If this is how the EU chooses to spend its limited diplomatic and political resources "to help" the Middle East, then its moral compass is badly broken. The EU still hasn't even mustered the clarity or courage to join the USA, Canada, and six Gulf states (led by Bahrain) in designating Hezbollah a terrorist organization, even though Hezbollah has committed terrorist acts on EU soil that killed a EU citizen, and has supported Basher Assad's butchery in Syria. The EU has also failed to take any decisive action to address the urgent crises in Lebanon, Syria, and Iran (which marches ever closer to nukes and imports ore -- for armor and missile production -- from Germany and France). And where is the EU's boycott of Mideast governments that persecute women, execute homosexuals, and condone the slaughter of Christians?
If the EU wants to wield its economic clout to impose peace on disputing parties, why not boycott China for its brutal occupation of Tibet? Clearly that occupation doesn't matter because the EU is China's largest trading partner. And why isn't the EU boycotting Northern Cyprus, which is under foreign military occupation by Turkey (against the wishes of the EU)? more >>
President Obama's Middle East policy has been an ever-worsening train wreck because it lacks credibility and strategy, as Egypt, Libya, and particularly Syria, have shown. And the region is about to get much worse, unless Obama exercises resolute leadership on the most important global security issue of this generation: Iran's pursuit of nuclear weapons.
In a commerce-critical region where "might makes right" and only the strong survive, Iran's acquisition of nuclear weapons could have catastrophic consequences for the Middle East and beyond. The resulting dangers potentially include: (i) nuclear proliferation, as other Mideast countries feel threatened into pursuing their own nuclear programs; (ii) the transfer of nuclear materials from Iran – the world's chief sponsor of terrorism – to terrorist organizations and/or rogue states; (iii) bolder attacks by Iranian terror proxies (Hamas, Hezbollah, Islamic Jihad, etc.) protected by Iran's nuclear umbrella; and (iv) an even more belligerent Iran that flexes its nuclear arsenal to: export its radical Islamic ideology, acquire disputed territories and resources from neighboring countries, and/or undertake actions like blocking the Strait of Hormuz to increase the price of oil.
As Israel's Prime Minister, Benjamin Netanyahu, recently told CBS News's Face the Nation, the Islamic Republic is now dangerously close to a nuclear capability. Because Iran has stockpiled about 190 pounds of 20 percent enriched uranium, Iran is just 60 kilograms – potentially just weeks – short of crossing the nuclear "red line" that Netanyahu set in his speech before the UN last September. more >>

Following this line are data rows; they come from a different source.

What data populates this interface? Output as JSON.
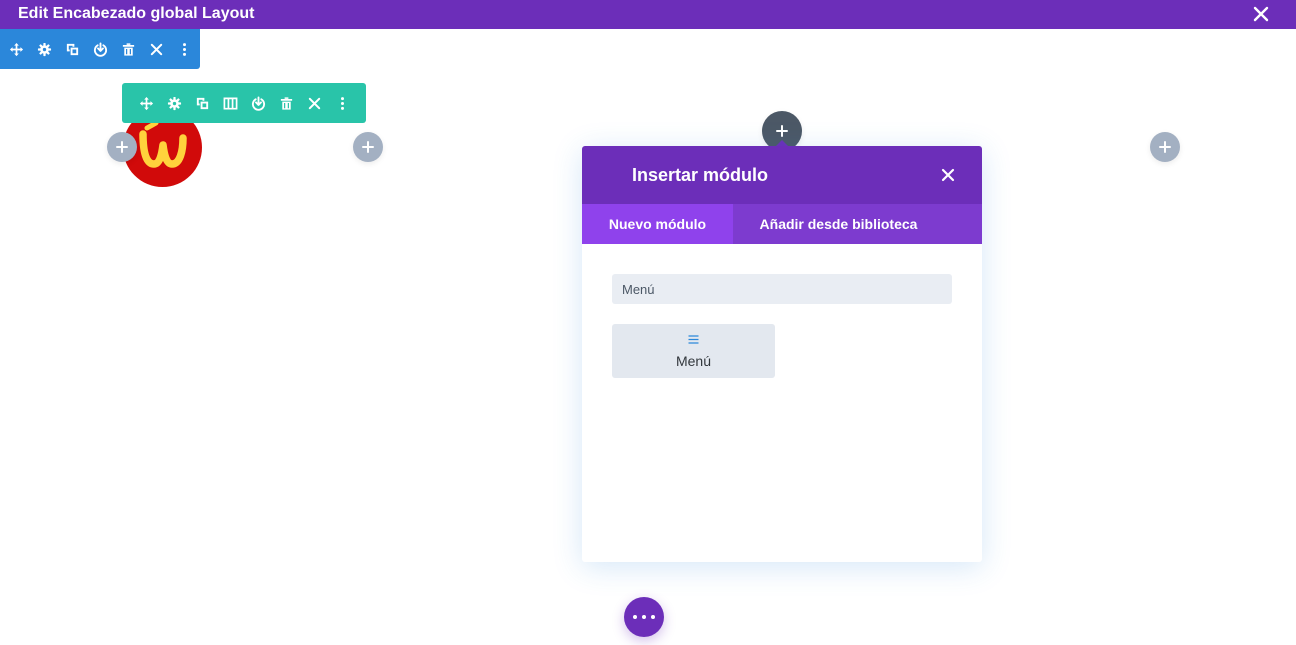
{
  "window": {
    "title": "Edit Encabezado global Layout"
  },
  "section_toolbar": {
    "actions": [
      "move-icon",
      "settings-icon",
      "duplicate-icon",
      "save-to-library-icon",
      "delete-icon",
      "close-icon",
      "more-icon"
    ]
  },
  "row_toolbar": {
    "actions": [
      "move-icon",
      "settings-icon",
      "duplicate-icon",
      "columns-icon",
      "save-to-library-icon",
      "delete-icon",
      "close-icon",
      "more-icon"
    ]
  },
  "logo": {
    "letter": "w"
  },
  "modal": {
    "title": "Insertar módulo",
    "tabs": [
      {
        "label": "Nuevo módulo",
        "active": true
      },
      {
        "label": "Añadir desde biblioteca",
        "active": false
      }
    ],
    "search": {
      "value": "Menú",
      "placeholder": ""
    },
    "results": [
      {
        "label": "Menú",
        "icon": "menu-icon"
      }
    ]
  },
  "colors": {
    "purple": "#6c2eb9",
    "section_blue": "#2b87da",
    "row_green": "#29c4a9",
    "add_gray": "#a3b0c2",
    "logo_red": "#d10a0a",
    "logo_yellow": "#ffd23c"
  }
}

Archaeologists in Israel are allowing the general public to help uncover the remains of what they believe was once Libnah, an ancient city that overlooked biblical giant Goliath's hometown of Gath.
The Tel Burna Excavation Project is honed in on the Shephelah region of Israel, an area that once served as a border between the kingdoms of Judah and Philistia, according to the project's website. One of the long-term goals of the project is to gain a greater understanding of how ancient borders worked and how the communities near them functioned.
Archaeologists from Bar-Ilan University have completed several seasons of excavating in Tel Burna, uncovering some artifacts that date as far back as the 13th Century B.C., though there is likely much more to uncover. Itzhaq Shai, program director for the project, hopes even people who aren't archaeologists will develop an interest and help with the dig. more >>